Acrylic paint on cloth over wood; acrylic paint on cord over steel tube - Art Institute of Chicago
Metronomic Irregularity II
Lucy Lippard, who organized the seminal show Eccentric Abstraction, was originally disappointed with Hesse's selection of Metronomic Irregularity II for the exhibition, due primarily to the work's apparent lack of sexual or organic qualities. Here, we see Hesse interested in something relatively free of erotic overtones, but just as extraordinary, by marrying Minimalist forms with Expressionist gesture. Indeed, the square pieces of slate with equal spaces of blank wall between them utilize the formal, highly reductive vocabulary of Minimalism. This visually muted impression is overcome, however, by the twisted fibers that approximate the effects of early 1950s "Action Painting". The push and pull between these different sources of inspiration and such starkly contrasting textures create a dissonance that gives Metronomic Irregularity a unique intensity, evoking at once the beat of a clock and the disarray of an all-enveloping windstorm.
Paint and Sculp-Metal on wood with cotton-covered wire - This work is no longer extant

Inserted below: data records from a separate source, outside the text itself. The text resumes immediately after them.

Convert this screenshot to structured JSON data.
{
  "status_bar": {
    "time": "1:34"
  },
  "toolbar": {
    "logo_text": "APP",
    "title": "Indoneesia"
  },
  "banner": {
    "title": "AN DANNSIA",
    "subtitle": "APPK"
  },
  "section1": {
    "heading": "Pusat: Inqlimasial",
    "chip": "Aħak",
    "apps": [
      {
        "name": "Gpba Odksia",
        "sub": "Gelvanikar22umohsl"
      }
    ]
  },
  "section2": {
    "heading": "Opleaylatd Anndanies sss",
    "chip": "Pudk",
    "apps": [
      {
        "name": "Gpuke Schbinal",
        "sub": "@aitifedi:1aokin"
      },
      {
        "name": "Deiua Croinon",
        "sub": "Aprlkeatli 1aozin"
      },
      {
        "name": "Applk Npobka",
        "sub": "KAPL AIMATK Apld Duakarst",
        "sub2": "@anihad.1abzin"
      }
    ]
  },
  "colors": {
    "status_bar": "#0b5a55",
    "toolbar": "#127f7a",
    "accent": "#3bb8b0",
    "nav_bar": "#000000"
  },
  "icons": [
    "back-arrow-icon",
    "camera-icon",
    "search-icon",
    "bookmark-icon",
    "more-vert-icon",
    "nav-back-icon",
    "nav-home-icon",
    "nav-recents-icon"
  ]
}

Accession II seems a logical, structural outcome of the compartmental images characterizing Hesse's early paintings. Once again, the metal cube seems to have dropped straight out of a two-dimensional, Minimalist work of art, all the while the interior rows of tubing complicate its clean, exterior sensibility. Bristling along the inner walls of the cube like the quills of a porcupine, the protrusions give the cube an ominous aura that belies their soft plasticity. Is this a cloister of cushioning, or a torture chamber? The dual qualities of the box aptly characterize Hesse's own "life of extremes", the unknowing girl of a forced and tragic diaspora, and the accomplished university design student. Alluding to unexpected dangers and the need for a safe, protective space, Accession II embodies the artist's own fears and desires just as effectively, perhaps, as any more representational self-portrait.
Steel with plastic tubing - Detroit Institute of Arts

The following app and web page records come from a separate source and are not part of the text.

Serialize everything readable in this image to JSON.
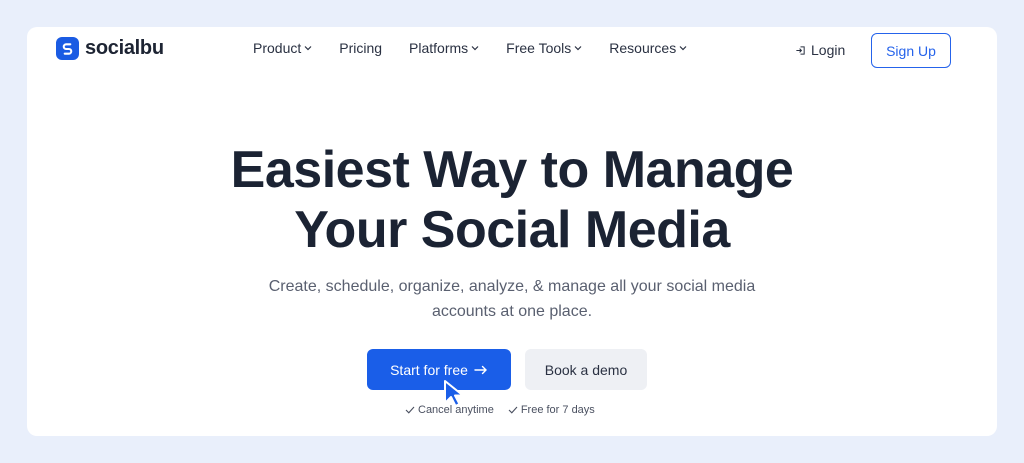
{
  "brand": {
    "name": "socialbu",
    "accent": "#1a5be3"
  },
  "nav": {
    "items": [
      {
        "label": "Product",
        "has_dropdown": true
      },
      {
        "label": "Pricing",
        "has_dropdown": false
      },
      {
        "label": "Platforms",
        "has_dropdown": true
      },
      {
        "label": "Free Tools",
        "has_dropdown": true
      },
      {
        "label": "Resources",
        "has_dropdown": true
      }
    ],
    "login_label": "Login",
    "signup_label": "Sign Up"
  },
  "hero": {
    "title_line1": "Easiest Way to Manage",
    "title_line2": "Your Social Media",
    "subtitle_line1": "Create, schedule, organize, analyze, & manage all your social media",
    "subtitle_line2": "accounts at one place.",
    "primary_cta": "Start for free",
    "secondary_cta": "Book a demo",
    "perks": [
      "Cancel anytime",
      "Free for 7 days"
    ]
  }
}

Repetition Nineteen III
The cylindrical structures of Repetition Nineteen III are of fiberglass, one of the many industrial materials that Hesse experimented with in her later work. The process of repetition and subtle variation speak to a recent heritage of Minimalism, but Hesse imbues each form with a hand-sculpted individuality. Visually simple in its design, Repetition is actually complex for its many associations, both to Hesse's work to that date, as well as to the world around her. The tube-like objects are in keeping with Hesse's compartmental preoccupations, but they are also ambiguously sexual. Even so, the translucent fiberglass allows light to pass through the containers glowingly, lending the composite artwork a calming pastoral or even quasi-spiritual quality.

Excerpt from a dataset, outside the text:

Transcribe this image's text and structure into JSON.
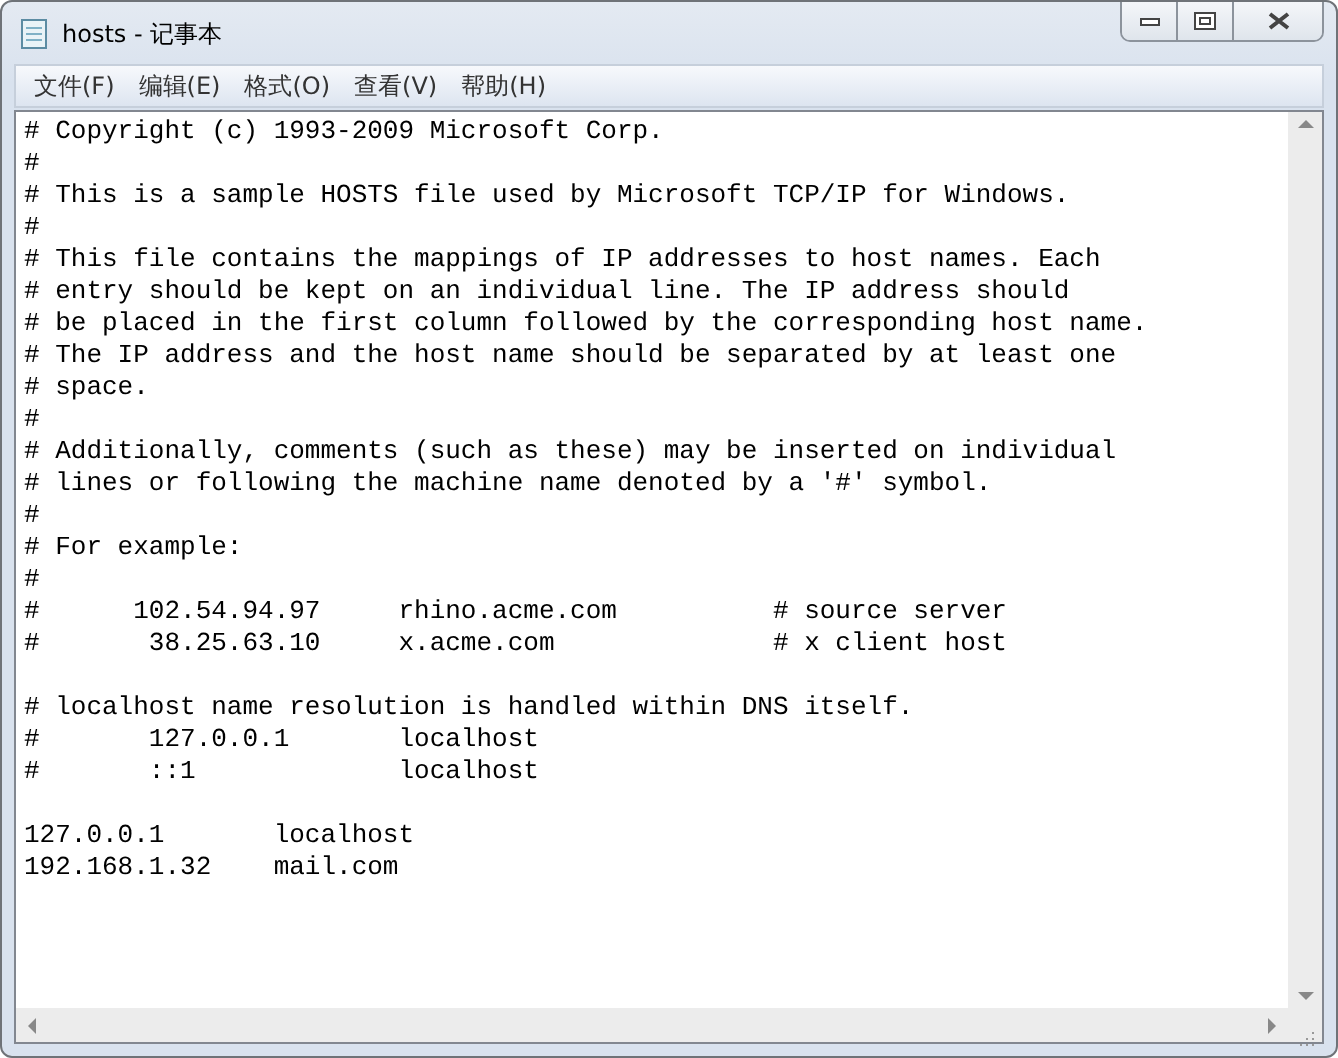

Polyester and fiberglass resin - Museum of Modern Art, New York